And, in contrast to Democrats leading the action to strip Jefferson of his committee seat, the ConWeb was defending Lott and downplaying and mitigating his statement (not to mention twisting the words of a Democratic senator as a distraction). Perhaps Huston ought to look into that double standard.
(And we also found it sadly amusing that a commenter who pointed some of this out in the thread on this item was immediately attacked as a "leftist Jew-hating shill.")
Another June 16 post, by Greg Sheffield, highlights a NewsMax item by Steve Malzberg complaining that Coulter's violence-inciting comments have received much more play in the "liberal press" than an obscure trade publication columnist's suggestion to Coulter: "Would it kill you to do us all a favor and kill yourself?" To which Sheffield adds: " think the double standard extends beyond just Coulter."
Ironically, Sheffield posted this about the time it was revealed that Coulter said that Rep. Jack Murtha is "[t]he reason soldiers invented fragging."
If you're going to denounce a columnist who urged that Coulter kill herself, shouldn't you also denounce Coulter herself for encouraging violence against a congressman (or encouraging the poisoning of a Supreme Court justice)? Given the fact that Coulter makes these statements without impunity, isn't it hypocritical to bash someone else who engages in the same level of rhetoric?

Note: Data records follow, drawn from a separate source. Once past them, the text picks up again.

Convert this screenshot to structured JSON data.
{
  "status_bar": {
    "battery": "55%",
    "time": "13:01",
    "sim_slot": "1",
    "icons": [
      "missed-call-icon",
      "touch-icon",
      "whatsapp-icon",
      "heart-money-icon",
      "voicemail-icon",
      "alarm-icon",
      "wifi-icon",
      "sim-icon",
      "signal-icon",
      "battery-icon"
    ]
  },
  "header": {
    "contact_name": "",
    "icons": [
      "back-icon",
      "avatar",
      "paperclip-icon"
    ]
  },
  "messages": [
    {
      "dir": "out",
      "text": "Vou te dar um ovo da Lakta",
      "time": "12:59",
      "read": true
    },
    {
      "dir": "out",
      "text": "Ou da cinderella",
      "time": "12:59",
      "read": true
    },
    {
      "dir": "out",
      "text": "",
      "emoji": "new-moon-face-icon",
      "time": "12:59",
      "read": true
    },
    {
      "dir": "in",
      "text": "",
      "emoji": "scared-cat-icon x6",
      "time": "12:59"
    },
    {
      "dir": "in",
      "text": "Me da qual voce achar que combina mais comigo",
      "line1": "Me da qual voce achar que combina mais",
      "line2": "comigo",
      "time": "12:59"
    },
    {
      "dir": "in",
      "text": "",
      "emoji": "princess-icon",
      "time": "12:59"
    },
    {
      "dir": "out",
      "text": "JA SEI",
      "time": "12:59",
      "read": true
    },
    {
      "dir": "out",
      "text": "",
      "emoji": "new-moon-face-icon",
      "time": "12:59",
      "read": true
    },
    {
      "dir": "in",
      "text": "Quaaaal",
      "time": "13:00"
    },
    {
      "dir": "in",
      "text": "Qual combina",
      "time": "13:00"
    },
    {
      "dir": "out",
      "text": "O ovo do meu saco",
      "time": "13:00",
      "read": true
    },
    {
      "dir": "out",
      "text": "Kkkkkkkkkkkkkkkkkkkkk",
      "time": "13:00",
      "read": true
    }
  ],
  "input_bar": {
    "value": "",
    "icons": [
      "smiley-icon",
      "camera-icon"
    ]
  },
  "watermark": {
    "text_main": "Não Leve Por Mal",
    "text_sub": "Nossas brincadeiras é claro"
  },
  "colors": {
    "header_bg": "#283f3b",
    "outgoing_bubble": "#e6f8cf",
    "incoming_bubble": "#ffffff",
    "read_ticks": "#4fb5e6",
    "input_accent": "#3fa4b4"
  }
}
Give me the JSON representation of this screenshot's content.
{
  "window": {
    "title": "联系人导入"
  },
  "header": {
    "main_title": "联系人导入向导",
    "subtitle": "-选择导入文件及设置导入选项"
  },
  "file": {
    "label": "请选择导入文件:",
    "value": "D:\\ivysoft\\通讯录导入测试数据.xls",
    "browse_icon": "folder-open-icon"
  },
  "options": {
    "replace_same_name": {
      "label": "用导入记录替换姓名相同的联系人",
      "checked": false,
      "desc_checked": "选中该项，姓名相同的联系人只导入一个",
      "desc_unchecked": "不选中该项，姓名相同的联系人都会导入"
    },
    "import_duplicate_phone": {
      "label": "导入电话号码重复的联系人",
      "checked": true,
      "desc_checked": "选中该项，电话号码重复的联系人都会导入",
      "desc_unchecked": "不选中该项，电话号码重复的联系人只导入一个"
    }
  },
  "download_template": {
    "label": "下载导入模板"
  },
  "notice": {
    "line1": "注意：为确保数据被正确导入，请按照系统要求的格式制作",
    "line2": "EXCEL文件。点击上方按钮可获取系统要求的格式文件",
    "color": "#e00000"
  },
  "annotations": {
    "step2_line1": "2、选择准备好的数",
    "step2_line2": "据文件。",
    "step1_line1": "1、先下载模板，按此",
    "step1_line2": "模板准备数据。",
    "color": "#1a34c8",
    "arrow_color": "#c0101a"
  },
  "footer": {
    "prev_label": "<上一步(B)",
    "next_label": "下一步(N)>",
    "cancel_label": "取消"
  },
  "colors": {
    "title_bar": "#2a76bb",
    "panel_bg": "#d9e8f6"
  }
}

Unsurprisingly, no concern has been raised thus far at NewsBusters over Coulter's statement. Do that, Mr. Sheffield, and then perhaps you can credibly attack others doing the exact same thing.